The European Commission has proposed to simplify EU law on agricultural and forestry vehicles (tractors, trailers and towed equipment): 50 Directives and the related implementing legislation of 27 Member States would be replaced by just five Regulations. The proposal also foresees increased safety for these vehicles. For braking systems the new rules would require inter alia: mandatory fitting of anti-lock braking systems on some categories (T5 fast tractors and their trailers suitable for speeds over 40 km/h); higher deceleration performance and improved compatibility between tractor and trailers/towed equipment. The proposal will now be forwarded to the EU's Council of Ministers and the European Parliament for adoption.
European Commission Vice-President Antonio Tajani, Commissioner for Industry and Entrepreneurship, said: "Today’s proposal is an example how we can make EU legislation lighter while increasing the safety of agricultural vehicles. Working with 50 different Directives and the many pieces of national implementing legislation is more costly and burdensome for the industry than necessary. Today’s proposal would increase safety of tractors while reducing administrative costs and scratching unnecessary legislation.”
Following the recommendation from the CARS 21 report to simplify the current whole vehicle type-approval regulatory framework, the proposal would significantly simplify the type-approval legislation by replacing 24 base Directives (and around 25 related amending Directives) in the field of agricultural and forestry vehicle technical requirements with one Council and Parliament Regulation.
All in all, more than 50 Directives would be repealed. In concrete terms the existing framework Directive 2003/37/EC and all the separate legislative acts of EU legislation laying down detailed technical requirements for the type-approval of tractors would be repealed by one single new Council and Parliament Regulation. At the same time, 27 sets of national implementing legislation in the Member States would disappear because a Regulation is directly applicable.
As a result the “Mother Regulation” would be joined by only three delegated acts containing technical 'details' and test procedures as well as an implementing act for administrative aspects.

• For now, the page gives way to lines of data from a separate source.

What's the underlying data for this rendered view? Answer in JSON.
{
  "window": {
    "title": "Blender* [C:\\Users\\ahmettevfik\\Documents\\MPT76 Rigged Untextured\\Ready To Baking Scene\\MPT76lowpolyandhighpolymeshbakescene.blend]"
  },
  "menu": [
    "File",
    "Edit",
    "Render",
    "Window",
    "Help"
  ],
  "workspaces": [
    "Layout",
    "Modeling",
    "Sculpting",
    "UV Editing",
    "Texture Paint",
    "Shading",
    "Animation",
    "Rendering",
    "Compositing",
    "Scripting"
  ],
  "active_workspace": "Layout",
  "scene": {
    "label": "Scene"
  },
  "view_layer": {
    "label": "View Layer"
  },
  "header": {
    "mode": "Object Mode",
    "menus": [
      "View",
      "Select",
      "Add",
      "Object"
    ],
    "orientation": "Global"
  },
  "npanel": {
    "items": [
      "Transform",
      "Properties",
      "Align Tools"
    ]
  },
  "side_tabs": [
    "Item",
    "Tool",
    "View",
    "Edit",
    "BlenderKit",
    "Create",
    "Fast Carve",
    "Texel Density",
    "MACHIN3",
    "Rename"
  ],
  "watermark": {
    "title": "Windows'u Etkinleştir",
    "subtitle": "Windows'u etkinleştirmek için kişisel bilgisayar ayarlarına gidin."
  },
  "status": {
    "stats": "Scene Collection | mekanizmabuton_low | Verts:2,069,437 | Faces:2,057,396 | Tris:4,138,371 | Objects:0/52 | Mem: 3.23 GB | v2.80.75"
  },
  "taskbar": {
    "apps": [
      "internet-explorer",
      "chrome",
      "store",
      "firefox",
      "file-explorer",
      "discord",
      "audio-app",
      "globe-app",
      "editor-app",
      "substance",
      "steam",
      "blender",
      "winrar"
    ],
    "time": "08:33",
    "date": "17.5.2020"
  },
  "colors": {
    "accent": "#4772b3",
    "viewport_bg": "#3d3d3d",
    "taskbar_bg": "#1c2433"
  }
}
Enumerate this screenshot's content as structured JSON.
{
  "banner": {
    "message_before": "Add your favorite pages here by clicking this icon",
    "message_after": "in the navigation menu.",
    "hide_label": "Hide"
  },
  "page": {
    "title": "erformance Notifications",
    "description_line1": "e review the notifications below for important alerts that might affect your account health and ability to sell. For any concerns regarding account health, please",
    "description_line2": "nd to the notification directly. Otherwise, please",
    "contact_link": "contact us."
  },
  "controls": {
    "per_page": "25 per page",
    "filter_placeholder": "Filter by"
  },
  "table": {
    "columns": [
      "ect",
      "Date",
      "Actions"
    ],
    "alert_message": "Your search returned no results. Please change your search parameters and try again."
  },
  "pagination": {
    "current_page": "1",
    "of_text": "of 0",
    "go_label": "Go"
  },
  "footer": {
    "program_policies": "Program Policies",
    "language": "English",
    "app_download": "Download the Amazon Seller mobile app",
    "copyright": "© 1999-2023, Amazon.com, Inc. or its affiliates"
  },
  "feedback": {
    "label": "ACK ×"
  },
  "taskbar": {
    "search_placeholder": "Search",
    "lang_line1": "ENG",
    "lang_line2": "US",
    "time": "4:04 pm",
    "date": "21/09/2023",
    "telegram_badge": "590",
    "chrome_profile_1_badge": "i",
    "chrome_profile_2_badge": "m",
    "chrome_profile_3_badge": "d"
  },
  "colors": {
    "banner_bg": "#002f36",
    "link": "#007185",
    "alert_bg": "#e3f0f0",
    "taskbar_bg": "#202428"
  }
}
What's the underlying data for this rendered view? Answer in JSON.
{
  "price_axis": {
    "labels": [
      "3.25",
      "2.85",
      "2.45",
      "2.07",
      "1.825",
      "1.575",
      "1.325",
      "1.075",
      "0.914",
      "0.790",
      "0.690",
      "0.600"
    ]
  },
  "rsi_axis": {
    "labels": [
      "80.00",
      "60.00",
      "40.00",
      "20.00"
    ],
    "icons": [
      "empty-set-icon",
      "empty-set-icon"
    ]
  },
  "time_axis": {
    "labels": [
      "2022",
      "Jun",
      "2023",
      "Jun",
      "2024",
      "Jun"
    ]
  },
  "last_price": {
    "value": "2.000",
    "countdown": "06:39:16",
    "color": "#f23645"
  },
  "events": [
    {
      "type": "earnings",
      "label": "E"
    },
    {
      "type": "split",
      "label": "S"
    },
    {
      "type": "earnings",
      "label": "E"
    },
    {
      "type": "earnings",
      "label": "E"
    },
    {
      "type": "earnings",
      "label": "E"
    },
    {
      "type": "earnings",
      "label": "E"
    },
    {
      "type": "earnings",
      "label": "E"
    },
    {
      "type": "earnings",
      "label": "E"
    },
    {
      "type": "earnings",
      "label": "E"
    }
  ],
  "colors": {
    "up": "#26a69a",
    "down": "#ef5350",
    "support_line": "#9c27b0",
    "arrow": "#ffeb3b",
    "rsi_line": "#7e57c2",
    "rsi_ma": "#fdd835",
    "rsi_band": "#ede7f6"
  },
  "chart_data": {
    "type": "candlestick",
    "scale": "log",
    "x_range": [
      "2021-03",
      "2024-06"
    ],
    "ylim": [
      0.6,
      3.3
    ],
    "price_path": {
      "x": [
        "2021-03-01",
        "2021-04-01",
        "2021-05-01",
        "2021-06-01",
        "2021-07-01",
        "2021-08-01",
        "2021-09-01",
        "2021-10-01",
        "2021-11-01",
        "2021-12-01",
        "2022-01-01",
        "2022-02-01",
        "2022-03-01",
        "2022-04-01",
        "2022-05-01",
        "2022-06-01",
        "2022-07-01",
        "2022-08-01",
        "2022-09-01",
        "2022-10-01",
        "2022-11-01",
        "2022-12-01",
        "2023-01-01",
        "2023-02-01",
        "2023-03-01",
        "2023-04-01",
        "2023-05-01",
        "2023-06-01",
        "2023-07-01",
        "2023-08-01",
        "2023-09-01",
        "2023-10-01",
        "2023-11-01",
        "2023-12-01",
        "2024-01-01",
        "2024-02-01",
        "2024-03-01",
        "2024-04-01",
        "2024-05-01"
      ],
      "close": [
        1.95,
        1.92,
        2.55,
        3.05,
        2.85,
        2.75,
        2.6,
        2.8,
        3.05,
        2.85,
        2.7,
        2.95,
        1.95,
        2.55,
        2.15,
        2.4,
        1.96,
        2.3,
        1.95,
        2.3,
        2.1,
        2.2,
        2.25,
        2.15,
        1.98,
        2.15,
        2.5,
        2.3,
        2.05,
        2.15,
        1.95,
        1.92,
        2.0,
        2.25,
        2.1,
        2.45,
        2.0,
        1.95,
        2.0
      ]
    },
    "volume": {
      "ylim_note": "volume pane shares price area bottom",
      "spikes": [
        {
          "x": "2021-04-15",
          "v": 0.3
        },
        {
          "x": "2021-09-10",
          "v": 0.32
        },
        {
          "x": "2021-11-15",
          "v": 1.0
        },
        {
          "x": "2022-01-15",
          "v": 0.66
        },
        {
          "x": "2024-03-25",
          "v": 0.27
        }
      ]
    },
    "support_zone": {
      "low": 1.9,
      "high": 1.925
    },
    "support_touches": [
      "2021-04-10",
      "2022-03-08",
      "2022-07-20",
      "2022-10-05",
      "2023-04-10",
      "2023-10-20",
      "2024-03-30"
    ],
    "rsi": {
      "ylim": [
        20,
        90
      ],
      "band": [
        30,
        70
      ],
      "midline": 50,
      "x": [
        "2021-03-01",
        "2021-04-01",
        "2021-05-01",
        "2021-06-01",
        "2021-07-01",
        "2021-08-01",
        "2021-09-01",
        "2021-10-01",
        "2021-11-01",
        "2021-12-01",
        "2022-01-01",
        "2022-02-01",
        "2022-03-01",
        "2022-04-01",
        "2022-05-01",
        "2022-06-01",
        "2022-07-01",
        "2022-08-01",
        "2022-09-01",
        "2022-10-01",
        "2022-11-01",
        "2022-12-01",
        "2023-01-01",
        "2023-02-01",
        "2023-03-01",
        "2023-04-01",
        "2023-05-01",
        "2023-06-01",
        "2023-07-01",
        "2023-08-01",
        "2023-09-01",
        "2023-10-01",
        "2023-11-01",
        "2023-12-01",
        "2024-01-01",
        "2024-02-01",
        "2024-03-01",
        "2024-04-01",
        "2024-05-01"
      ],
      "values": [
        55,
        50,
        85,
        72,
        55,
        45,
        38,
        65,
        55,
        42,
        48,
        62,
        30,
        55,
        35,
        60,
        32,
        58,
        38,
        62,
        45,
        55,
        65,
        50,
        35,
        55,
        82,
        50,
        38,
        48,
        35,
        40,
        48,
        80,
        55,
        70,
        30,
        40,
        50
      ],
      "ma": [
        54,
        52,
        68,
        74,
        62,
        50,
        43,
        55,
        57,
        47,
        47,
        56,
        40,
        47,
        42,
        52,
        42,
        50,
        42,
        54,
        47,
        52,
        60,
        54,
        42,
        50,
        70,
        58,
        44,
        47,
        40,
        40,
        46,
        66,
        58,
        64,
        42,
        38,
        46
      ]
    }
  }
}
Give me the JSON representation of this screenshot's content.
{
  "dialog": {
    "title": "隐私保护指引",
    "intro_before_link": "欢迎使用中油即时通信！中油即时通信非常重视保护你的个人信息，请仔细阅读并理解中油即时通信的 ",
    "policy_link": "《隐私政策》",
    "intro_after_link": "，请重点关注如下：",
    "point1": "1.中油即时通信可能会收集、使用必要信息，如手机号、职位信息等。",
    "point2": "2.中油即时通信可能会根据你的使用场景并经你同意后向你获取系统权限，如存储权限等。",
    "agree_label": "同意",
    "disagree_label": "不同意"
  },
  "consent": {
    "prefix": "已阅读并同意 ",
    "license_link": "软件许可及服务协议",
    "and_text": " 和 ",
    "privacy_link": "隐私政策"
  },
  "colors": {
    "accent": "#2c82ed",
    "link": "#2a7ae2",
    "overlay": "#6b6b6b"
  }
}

The proposed Regulation would lead to new requirements on one advanced safety measure, namely anti-lock braking systems, together with some further updates concerning the braking requirements, like shorter braking distances and the introduction of hydrostatic systems. New technologies like ABS (anti-lock braking systems) are now available and can be implemented in the near future, which will dramatically improve vehicle safety. Research has indicated that there would be significant benefits if such technologies were introduced as standard on new vehicles. Setting common mandatory requirements would also prevent the fragmentation of the internal market resulting from varying product standards emerging across Member States.
The proposal can be consulted here